The Doctrine Project (or Doctrine) is a set of PHP libraries primarily focused on providing persistence services and related functionality. Its prize projects are an object-relational mapper (ORM) and the database abstraction layer it is built on top of.
2.6.2 / July 12, 2018
|Type||Object-relational mapping framework|
One of Doctrine's key features is the option to write database queries in Doctrine Query Language (DQL), an object-oriented dialect of SQL.
Entities in Doctrine 2 are lightweight PHP Objects that contain persistable properties. A persistable property is an instance variable of the entity that is saved into and retrieved from the database by Doctrine’s data mapping capabilities via the Entity Manager - an implementation of the data mapper pattern:
$user = new User(); $user->name = "john2"; $user->password = "doe"; $entityManager->persist($user); $entityManager->flush(); echo "The user with id $user->id has been saved.";
Doctrine 1.x follows the active record pattern for working with data, where a class corresponds with a database table. For instance, if a programmer wanted to create a new "User" object in a database, he/she would no longer need to write SQL queries, but instead could use the following PHP code:
$user = new User(); $user->name = "john"; $user->password = "doe"; $user->save(); echo "The user with id $user->id has been saved.";

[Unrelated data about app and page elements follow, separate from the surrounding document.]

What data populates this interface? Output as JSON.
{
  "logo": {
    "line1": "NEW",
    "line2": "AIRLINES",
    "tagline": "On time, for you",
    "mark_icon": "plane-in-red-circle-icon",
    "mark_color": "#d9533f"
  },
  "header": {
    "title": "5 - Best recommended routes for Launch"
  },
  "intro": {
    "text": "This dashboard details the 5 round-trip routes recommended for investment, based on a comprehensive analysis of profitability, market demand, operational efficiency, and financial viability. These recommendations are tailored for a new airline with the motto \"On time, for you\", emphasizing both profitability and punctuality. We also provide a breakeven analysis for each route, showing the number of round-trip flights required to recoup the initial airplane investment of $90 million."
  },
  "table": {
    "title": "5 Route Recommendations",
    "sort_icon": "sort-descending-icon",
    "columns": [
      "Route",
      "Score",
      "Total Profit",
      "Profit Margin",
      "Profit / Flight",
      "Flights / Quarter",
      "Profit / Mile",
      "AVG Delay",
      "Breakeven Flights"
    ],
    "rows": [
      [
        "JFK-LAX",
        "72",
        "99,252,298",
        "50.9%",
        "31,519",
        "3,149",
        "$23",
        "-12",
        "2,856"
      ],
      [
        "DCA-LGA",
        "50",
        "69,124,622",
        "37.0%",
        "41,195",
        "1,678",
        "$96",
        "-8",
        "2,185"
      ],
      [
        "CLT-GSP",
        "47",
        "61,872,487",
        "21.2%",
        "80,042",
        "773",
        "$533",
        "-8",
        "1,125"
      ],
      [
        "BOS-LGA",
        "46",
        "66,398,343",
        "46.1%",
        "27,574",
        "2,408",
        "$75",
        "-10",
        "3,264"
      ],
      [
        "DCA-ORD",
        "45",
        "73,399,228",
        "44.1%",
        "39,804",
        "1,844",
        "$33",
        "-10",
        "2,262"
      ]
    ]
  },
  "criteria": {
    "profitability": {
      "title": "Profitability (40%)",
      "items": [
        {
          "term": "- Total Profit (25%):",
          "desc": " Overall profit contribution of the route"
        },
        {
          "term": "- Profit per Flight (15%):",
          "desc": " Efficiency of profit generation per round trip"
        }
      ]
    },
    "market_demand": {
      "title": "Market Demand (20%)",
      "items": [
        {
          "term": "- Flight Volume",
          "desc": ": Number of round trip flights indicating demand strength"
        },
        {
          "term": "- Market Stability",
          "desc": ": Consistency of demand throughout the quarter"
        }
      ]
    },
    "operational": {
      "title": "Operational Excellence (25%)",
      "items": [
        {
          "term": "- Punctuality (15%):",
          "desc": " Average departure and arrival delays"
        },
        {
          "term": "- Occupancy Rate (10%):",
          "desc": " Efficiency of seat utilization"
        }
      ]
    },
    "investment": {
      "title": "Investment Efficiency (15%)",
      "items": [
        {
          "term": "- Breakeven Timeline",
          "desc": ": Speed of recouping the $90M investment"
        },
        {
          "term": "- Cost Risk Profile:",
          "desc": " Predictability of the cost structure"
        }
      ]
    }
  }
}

One feature of Doctrine is the low level of configuration that is needed to start a project. Doctrine can generate object classes from an existing database, and the programmer can then specify relations and add custom functionality to the generated classes. There is no need to generate or maintain complex XML database schemas, as seen in many other frameworks.
Another key feature of Doctrine is the ability to optionally write database queries in an OO (object oriented) SQL dialect called DQL (Doctrine Query Language) inspired by Hibernate's HQL. Alternately, the QueryBuilder class (Doctrine_Query in Doctrine 1.x) allows one to construct queries through a fluent interface. These interfaces provide developers with powerful alternatives to SQL which maintain flexibility and still allow for switching of database back-ends, without requiring any code duplication.
Writing queries explicitly however is not always necessary, as Doctrine performs joins and fetches related objects automatically. Small projects can be easily constructed without writing queries.
Other notable features of Doctrine are:
- support for hooks (methods which can validate or modify database input and output) and event listeners to structure business-related logic;
- column aggregation inheritance (similar objects can be stored in one database table, with one type-column specifying the subtype of the particular object - the correct subclass is always returned when a query is done);
- a caching framework, making use of several backends such as memcached, SQLite or APC;
- ACID transactions;
- database migrations;
- a "compile" function to combine many PHP files of the framework into one, to avoid the performance hit usually incurred by including the many PHP files of a framework.
Doctrine was started by Konsta Vesterinen, also known as zYne-. The project's initial commit was made on April 13, 2006. As the project became more mature, the adoption began to pick up. Before long, the community was active and development was receiving regular contributions, among others from the Google Summer of Code project.
Doctrine 1.0.0 was released on September 1, 2008.
The first stable version of Doctrine 2.0 was released on December 22, 2010, after 2.5 years of dedicated development starting in early 2008.
Doctrine has been influenced by dozens of projects and many different people. The largest influences have been the Java ORM Hibernate and ActiveRecord from Ruby on Rails. Both of these ORM solutions have implemented a fully featured solution in the Java and Ruby languages. The purpose of the Doctrine project is to build an equally powerful solution for the PHP language for high-load websites that have to maintain constant flow of visitors. Doctrine ORM can be used to improve performance of such websites.
- There is an active IRC channel where users and developers of Doctrine commonly associate. The channel is on the freenode network (irc.freenode.net); the channel name is #doctrine.
- User mailing list: https://groups.google.com/group/doctrine-user
- Development mailing list: https://groups.google.com/group/doctrine-dev
- Gitter https://gitter.im/doctrine/doctrine2
- Propel (PHP)
- List of object-relational mapping software
- Symfony, a web application framework which uses Doctrine by default
- CodeIgniter, framework with integration officially supported by Doctrine team
- DataEase, whose query language is also called DQL
- Skipper, visualization tool for Doctrine
- Method chaining